The ruling acknowledged the federal government discriminates against First Nations children due to the inequity of funding between children residing on reserve and those residing elsewhere.
“Oh, I was absolutely excited,” she says. “I had tears of joy, it’s been a long nine years and I’m just happy. I couldn’t have asked for a better outcome.”
The case dates back to February, 2007, when the First Nations Child and Family Caring Society (FNCFCS) and the Assembly of First Nations (AFN) first filed a complaint, alleging the Federal Department of Indigenous and Northern Affairs’ provision of the First Nation Child and Family service was inequitable and discriminatory under the Canadian Human Rights Act.

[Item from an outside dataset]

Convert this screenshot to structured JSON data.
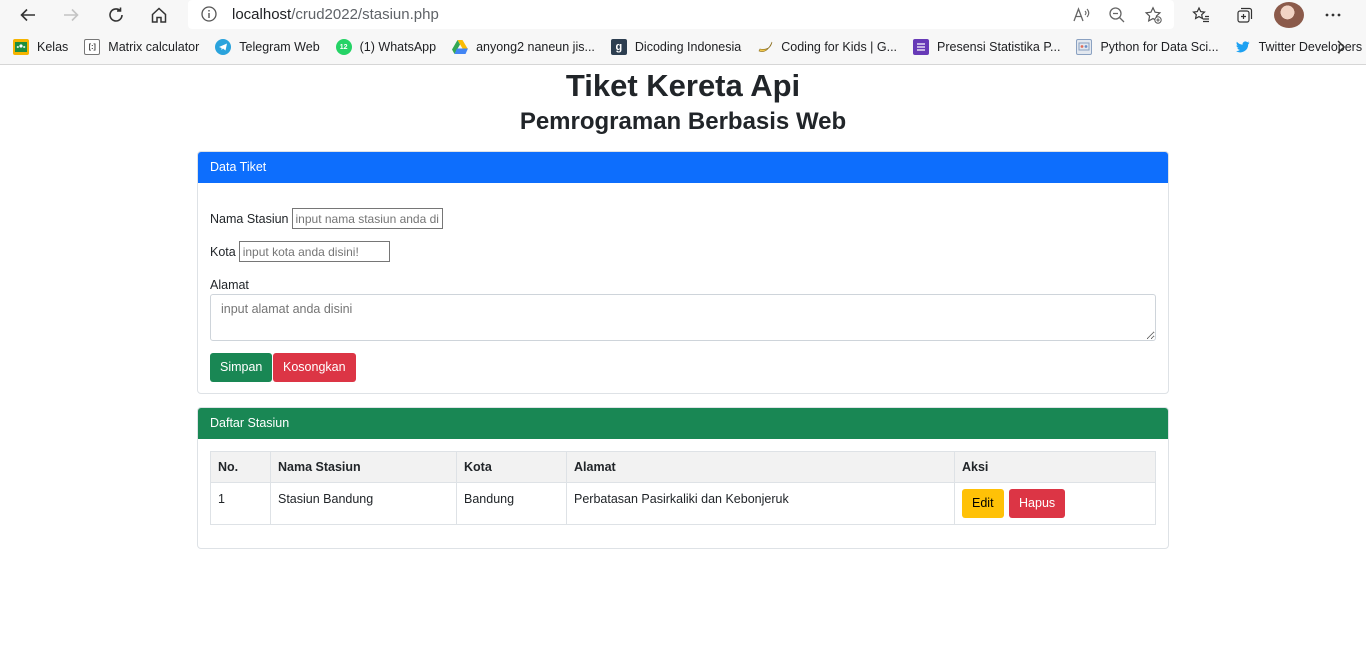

The complainants in the case have asked for compensation in the amount of $20,000 per child though the tribunal has yet to rule on that request.
“The Caring Society requests the compensation be placed in an independent trust to fund healing activities for the benefit of First Nations children who have suffered discrimination in the provision of child and family services,” argued the complainants at the hearings.
“It’s a good day, not only for First Nations people but a good day for Canadians. I think this is the first time ever that a developed nation has faced allegations against racial discrimination against it’s own citizens,” says Teegee.
“So having said that, Canada finally can start to hold up their head proud and say we’ve dealt with human rights in our own country, starting with this.”
She also says the ruling sets an important precedent “for addressing inequitable federal government service delivery to First Nations peoples in other areas such as education, health, housing and water.”
Moving forward, Teegee says First Nations will expect action.
“We are expecting action right away. I know that some of the first steps will be the ministers meeting with the AFN and FNCFCS and going from there having those conversations,” says Teegee. “I know that Carolyn Bennett (Minister of Indigenous and Northern Affairs) has also stated that she’s going to be meeting with the provinces to look at remedies.”